::: Data in this exercise
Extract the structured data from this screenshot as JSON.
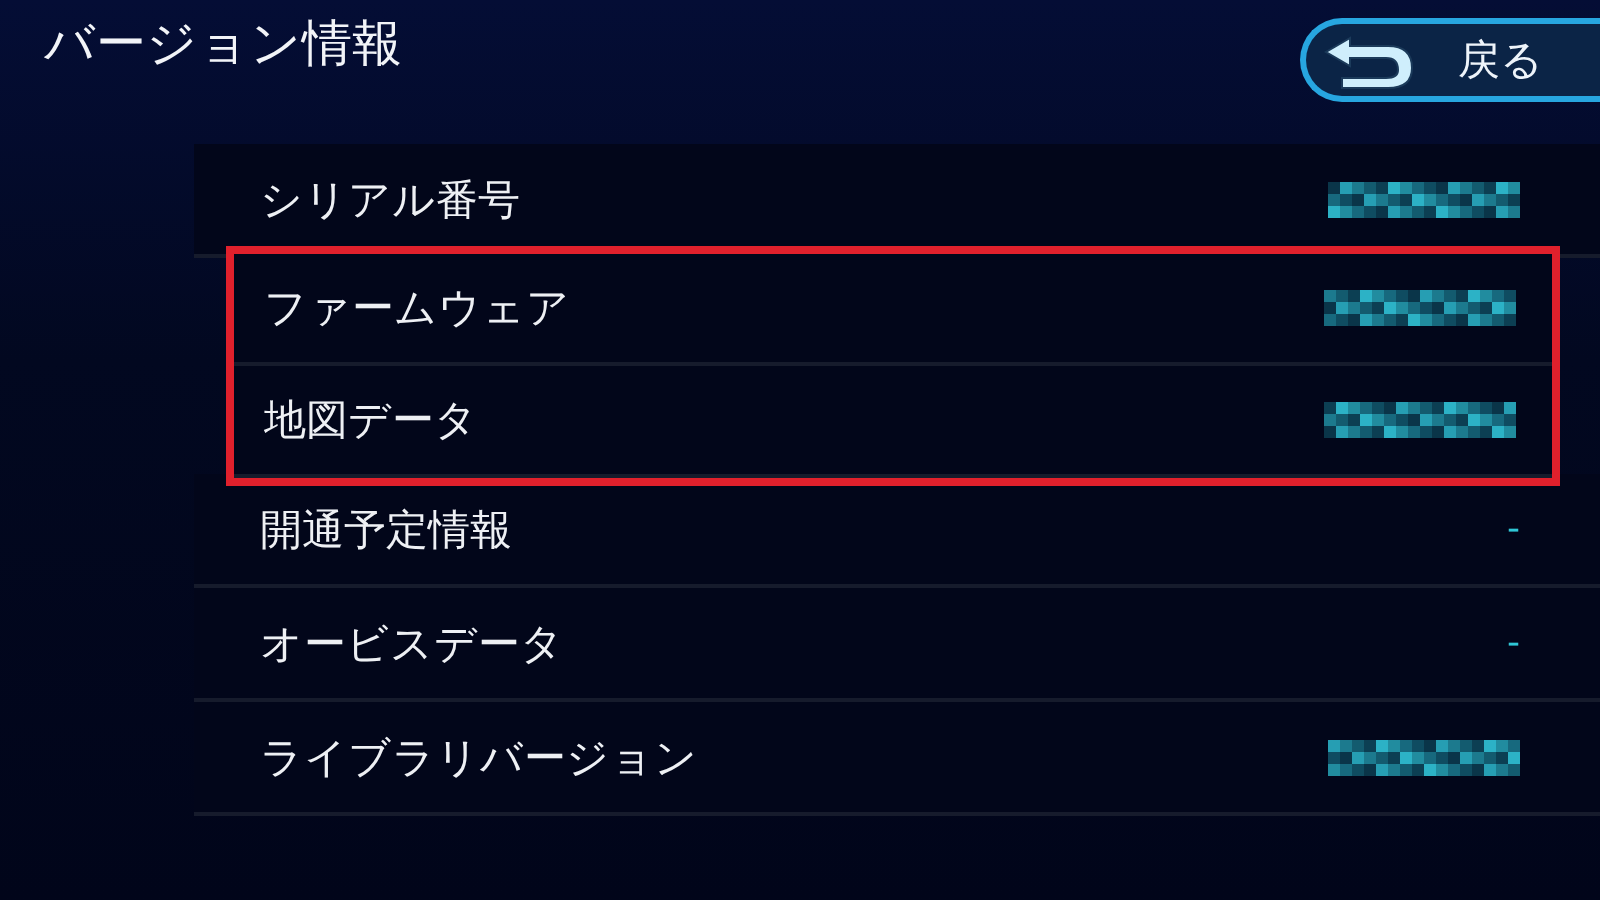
{
  "header": {
    "title": "バージョン情報",
    "back_button": {
      "label": "戻る"
    }
  },
  "rows": [
    {
      "label": "シリアル番号",
      "value": {
        "kind": "mosaic"
      },
      "highlighted": false
    },
    {
      "label": "ファームウェア",
      "value": {
        "kind": "mosaic"
      },
      "highlighted": true
    },
    {
      "label": "地図データ",
      "value": {
        "kind": "mosaic"
      },
      "highlighted": true
    },
    {
      "label": "開通予定情報",
      "value": {
        "kind": "text",
        "text": "-"
      },
      "highlighted": false
    },
    {
      "label": "オービスデータ",
      "value": {
        "kind": "text",
        "text": "-"
      },
      "highlighted": false
    },
    {
      "label": "ライブラリバージョン",
      "value": {
        "kind": "mosaic"
      },
      "highlighted": false
    }
  ]
}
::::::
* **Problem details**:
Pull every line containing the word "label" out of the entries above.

* **Exercise answer**:
      "label": "戻る"
      "label": "シリアル番号",
      "label": "ファームウェア",
      "label": "地図データ",
      "label": "開通予定情報",
      "label": "オービスデータ",
      "label": "ライブラリバージョン",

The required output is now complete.